(slap lē'zhŭn)
Acronymic term for the traumatic tear of the superior part of the glenoid labrum that begins posteriorly and extends anteriorly [superior labrum, anterior-posterior].
References in periodicals archive ?
After a physical exam and MRI, Dismore was diagnosed with a SLAP tear - a shoulder injury that often requires surgery and up to four months of rehabilitation before return to athletic activity.
A SLAP tear occurs in a part of the shoulder called the labrum, which is a cuff of cartilage that forms a cup for the arm bone (humerus) to move within.
While conservative treatment such as rest, icing, anti-inflammatory medications and physical therapy may be the first approach to managing a SLAP tear, many patients are unable to return to full athletic capability without surgery.
First, contrast within a SLAP tear is directed away from the interface between the fibrocartilaginous labrum and the osseous glenoid (Figure 3).
Unlike SLAP tears in the shoulder, tears of the acetabular labrum are more commonly seen as contrast tracking between the fibrocartilaginous labrum and the acetabular rim (Figure 16), rather than tracking into the substance of the labrum itself.
It was frustrating because the injury happened the week before the first friendly, it was what's known as a SLAP tear and is quite technical, and it just took a lot of rest, rehab and strengthening exercises to put right.
Multiple special physical examination tests exist to aid in the diagnosis of a SLAP tear, including the dynamic labral shear test, biceps load test, and labral tension test.
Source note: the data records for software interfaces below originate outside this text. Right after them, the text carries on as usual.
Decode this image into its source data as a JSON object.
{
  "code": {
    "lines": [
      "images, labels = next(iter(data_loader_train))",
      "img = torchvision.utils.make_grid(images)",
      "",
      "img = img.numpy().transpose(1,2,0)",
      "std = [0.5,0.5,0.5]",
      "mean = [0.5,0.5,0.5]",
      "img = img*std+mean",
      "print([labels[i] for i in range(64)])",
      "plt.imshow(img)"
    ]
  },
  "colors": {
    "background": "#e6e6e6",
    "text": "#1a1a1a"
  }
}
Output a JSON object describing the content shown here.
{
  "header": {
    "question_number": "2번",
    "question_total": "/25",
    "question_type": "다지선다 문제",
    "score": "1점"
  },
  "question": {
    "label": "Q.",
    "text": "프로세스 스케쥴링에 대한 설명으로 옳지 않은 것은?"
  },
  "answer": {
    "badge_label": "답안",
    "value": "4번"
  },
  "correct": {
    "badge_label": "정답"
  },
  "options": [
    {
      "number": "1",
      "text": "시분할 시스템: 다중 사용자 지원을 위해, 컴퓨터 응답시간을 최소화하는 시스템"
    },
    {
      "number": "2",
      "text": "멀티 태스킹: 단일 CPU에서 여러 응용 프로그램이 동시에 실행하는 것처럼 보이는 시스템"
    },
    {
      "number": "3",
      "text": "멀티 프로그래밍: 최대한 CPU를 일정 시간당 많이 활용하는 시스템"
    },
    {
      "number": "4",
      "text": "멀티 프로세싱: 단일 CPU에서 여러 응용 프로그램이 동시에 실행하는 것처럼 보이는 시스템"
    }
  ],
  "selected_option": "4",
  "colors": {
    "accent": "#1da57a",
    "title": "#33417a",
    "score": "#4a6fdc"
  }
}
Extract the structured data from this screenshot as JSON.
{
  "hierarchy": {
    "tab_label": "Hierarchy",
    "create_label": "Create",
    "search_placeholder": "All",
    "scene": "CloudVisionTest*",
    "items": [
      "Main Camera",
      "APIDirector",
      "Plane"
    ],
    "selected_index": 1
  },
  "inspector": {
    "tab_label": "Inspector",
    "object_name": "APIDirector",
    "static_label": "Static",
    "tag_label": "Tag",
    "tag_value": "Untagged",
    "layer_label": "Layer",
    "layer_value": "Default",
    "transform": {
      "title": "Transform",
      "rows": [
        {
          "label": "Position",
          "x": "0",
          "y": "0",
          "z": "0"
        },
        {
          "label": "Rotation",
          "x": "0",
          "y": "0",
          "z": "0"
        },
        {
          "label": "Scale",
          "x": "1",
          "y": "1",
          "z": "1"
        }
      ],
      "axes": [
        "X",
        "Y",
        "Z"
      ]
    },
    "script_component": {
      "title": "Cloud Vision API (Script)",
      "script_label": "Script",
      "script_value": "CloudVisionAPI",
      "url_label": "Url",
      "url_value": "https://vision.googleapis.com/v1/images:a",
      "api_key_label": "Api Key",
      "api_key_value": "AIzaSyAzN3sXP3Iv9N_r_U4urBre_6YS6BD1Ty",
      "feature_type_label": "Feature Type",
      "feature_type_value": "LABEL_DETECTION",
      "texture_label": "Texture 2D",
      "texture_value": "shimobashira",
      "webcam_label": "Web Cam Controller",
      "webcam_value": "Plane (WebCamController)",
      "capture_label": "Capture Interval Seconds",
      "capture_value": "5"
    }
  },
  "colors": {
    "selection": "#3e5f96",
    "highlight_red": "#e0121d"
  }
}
They hypothesized that there would be no difference in outcome between repair of both lesions compared to repair of the rotator cuff without repair of the type II SLAP tear.
A biceps tenodesis provides a good option when treating a patient with a type II SLAP tear.
Caption: Figure 1 Algorithm for treatment of type II SLAP tear.
Snyder initially described four subtypes of SLAP tears with type II having the most common incidence of 55%.
For the shoulder specialist, we include an algorithm of the treatment of Hill-Sachs lesions and discuss the role of biceps tenodesis in SLAP tears.